What you have to do: Find the string "after" in the data, and copy out each line that has it.

Top of Provided data

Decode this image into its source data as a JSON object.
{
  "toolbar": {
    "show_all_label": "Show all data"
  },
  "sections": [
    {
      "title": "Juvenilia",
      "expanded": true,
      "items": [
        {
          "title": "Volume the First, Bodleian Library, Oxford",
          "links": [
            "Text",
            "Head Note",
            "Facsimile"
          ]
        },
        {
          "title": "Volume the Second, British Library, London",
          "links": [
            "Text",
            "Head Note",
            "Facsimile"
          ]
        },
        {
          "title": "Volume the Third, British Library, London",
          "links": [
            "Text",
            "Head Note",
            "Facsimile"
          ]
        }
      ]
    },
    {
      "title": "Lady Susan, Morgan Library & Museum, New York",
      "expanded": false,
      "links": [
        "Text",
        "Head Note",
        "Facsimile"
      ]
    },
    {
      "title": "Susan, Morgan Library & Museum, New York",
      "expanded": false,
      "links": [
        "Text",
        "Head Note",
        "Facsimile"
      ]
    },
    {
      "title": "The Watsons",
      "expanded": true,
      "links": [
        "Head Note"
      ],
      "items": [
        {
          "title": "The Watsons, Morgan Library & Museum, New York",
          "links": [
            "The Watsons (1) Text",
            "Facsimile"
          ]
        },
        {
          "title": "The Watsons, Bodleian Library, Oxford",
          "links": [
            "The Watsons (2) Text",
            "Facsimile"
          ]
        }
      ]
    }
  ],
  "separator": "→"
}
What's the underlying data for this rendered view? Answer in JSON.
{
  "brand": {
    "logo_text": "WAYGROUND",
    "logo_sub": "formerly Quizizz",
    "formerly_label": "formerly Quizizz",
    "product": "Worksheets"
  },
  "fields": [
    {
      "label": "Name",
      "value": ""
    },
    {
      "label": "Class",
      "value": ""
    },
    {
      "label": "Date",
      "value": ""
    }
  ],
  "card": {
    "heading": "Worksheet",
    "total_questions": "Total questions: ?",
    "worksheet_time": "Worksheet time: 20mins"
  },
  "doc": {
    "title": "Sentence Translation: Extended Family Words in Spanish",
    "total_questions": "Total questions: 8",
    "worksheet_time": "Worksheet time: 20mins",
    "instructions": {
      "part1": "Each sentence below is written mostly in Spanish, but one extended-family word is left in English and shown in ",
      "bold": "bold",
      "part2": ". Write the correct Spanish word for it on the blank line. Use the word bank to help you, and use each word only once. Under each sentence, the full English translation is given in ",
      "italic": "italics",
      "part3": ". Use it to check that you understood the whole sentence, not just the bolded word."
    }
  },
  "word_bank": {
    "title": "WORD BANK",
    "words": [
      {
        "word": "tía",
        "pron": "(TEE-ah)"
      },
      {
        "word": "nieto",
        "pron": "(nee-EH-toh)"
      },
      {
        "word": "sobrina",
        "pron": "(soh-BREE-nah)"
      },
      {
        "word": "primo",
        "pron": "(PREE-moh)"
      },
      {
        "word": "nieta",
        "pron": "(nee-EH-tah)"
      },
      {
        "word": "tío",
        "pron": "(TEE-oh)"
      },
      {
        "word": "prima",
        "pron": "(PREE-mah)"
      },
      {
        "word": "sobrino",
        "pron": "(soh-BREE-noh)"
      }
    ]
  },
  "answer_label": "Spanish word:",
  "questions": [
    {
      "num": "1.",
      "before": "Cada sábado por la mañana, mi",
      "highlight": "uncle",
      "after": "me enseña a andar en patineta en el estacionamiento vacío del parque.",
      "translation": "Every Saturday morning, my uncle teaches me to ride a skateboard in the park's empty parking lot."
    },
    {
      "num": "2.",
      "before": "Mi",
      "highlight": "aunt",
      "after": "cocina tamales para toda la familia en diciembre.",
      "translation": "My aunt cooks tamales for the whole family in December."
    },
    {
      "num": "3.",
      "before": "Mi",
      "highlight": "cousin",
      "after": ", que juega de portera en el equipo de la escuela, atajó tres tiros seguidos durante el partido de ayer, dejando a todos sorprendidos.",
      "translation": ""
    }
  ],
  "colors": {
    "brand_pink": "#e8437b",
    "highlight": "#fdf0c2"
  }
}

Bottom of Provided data

Output:
      "after": "me enseña a andar en patineta en el estacionamiento vacío del parque.",
      "after": "cocina tamales para toda la familia en diciembre.",
      "after": ", que juega de portera en el equipo de la escuela, atajó tres tiros seguidos durante el partido de ayer, dejando a todos sorprendidos.",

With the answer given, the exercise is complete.